Internal Medicine III, Gastroenterology and Hepatology, Medical University of Vienna
Vienna, Austria, 1090
Sponsors and Collaborators
Medical University of Vienna
Principal Investigator: Arnulf Ferlitsch, MD Medical University of Vienna
  More Information

Responsible Party: Arnulf Ferlitsch, MD, Gastroenterology and Hepatology, Medical University of Vienna Identifier: NCT00570622     History of Changes
Other Study ID Numbers: CIRRPIO
Study First Received: December 10, 2007
Last Updated: November 24, 2008
Health Authority: Austria: Ethikkommission

Keywords provided by Medical University of Vienna:
oxidative stress
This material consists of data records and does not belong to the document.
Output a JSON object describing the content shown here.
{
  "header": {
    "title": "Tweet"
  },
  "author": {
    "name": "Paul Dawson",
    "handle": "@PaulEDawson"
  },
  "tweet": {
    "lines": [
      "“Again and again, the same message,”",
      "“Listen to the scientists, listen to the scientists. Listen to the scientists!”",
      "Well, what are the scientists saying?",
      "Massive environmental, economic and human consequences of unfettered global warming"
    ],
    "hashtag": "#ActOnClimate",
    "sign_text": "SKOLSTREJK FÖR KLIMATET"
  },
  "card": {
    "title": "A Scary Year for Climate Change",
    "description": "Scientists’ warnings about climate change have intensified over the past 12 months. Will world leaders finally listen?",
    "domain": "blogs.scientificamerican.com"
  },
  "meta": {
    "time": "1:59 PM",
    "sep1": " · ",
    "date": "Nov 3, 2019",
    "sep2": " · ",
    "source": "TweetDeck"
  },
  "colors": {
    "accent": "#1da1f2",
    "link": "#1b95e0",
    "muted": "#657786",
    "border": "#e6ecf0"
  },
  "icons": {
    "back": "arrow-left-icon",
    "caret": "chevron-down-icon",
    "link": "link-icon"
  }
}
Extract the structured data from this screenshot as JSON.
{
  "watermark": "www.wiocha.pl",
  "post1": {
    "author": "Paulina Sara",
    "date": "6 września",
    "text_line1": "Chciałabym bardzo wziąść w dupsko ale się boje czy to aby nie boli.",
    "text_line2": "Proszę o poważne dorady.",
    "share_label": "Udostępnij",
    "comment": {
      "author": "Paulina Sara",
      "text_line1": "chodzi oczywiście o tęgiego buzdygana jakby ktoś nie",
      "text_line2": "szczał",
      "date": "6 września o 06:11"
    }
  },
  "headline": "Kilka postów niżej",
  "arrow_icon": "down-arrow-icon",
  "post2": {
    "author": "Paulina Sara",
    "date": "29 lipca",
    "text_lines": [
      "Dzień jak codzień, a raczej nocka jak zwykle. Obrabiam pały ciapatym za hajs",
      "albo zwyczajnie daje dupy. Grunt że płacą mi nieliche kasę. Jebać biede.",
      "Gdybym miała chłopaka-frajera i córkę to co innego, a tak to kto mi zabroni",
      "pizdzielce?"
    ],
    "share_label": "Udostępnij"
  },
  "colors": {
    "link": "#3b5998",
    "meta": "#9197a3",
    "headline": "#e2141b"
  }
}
Additional relevant MeSH terms:
Liver Cirrhosis
Digestive System Diseases
Liver Diseases
Hypoglycemic Agents
Pharmacologic Actions
Physiological Effects of Drugs processed this record on March 02, 2015